Kenya will receive 72,000 Covid-19 vaccine doses that neighbouring South Sudan returned to COVAX citing slow uptake, delays by Parliament to approve the drugs’ use, and a drawn-out training of people to administer the jabs.
The consignment is expected in Nairobi by the end of this week and will help ensure Kenyans expecting the second dose of Covid-19 vaccine get it on time.
About a week ago, Kenya also received about 130,000 doses of the AstraZeneca vaccine from the Democratic Republic of Congo after the central African country said it was not in position to administer the jabs on time before their use by date.
South Sudan Minister for Health Dr Mayen Machuot said, “we don’t want to run the risk of the vaccine expiring in our hands.
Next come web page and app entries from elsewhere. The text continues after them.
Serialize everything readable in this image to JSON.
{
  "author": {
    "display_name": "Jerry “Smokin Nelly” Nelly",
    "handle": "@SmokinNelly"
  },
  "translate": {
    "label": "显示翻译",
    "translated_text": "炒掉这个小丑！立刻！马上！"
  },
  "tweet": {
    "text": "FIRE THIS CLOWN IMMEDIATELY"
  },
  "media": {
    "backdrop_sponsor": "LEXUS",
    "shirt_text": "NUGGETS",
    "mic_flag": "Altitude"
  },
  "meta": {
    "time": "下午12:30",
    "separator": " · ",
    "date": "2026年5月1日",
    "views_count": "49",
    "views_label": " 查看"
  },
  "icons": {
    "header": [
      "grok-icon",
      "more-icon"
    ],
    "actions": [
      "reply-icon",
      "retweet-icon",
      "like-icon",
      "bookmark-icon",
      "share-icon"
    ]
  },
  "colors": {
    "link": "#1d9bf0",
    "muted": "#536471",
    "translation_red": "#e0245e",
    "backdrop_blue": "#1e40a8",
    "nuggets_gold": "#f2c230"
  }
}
It will be accounted for, so we are committing to return 72,000 doses so that they are used by countries that can deploy them in one week.”
South Sudan got 132,000 doses of the AstraZeneca vaccine in late March from COVAX but has so far has administered a paltry 8,000 shots.
Meanwhile, Kenya’s Health Cabinet Secretary Mutahi Kagwe has asked countries to accept all valid COVID-19 vaccination certificates, saying that a number of countries are only giving nod to travelers vaccinated with certain brands of vaccines.
Speaking during the 74th World Health Assembly 1 virtual meeting, Mr Kagwe asked member states to ensure that there is sharing of intellectual property rights with countries so as to allow for the development of local capacity in vaccine development.
“Countries must desist from engaging in discriminatory conduct and accept all valid certificates for vaccines approved by the World Health Organization for emergency use,” Mr Kagwe said.
“There is a need to re-evaluate ownership of IP rights to reflect the true participation in creating the same. Too often, research results and trials conducted in Africa are assumed to be the property of some participants instead of all participants,” he added.
The CS also pointed out the need for member states to consider regional and local manufacturing of vaccines by facilitating and fast-tracking regulatory and prequalification for local production, especially in Africa.
In the forum, a number of health ministers across the world highlighted the need to address the vaccine crisis, including support for waiving intellectual property rights and boosting local production of vaccines.
In the last 24 hours, Kenya’s positivity rate has risen to 10.3 per cent after the country recorded 382 new cases, pushing the total caseload to 168,925.
The country’s death toll went up by 14 patients, all of them being late deaths reports after conducting facility record audits within the last one month. The total number of fatalities now stand at 3,087.
A total of 1,134 patients have recovered from the virus while 1,079 patients are still admitted in various health facilities across the country.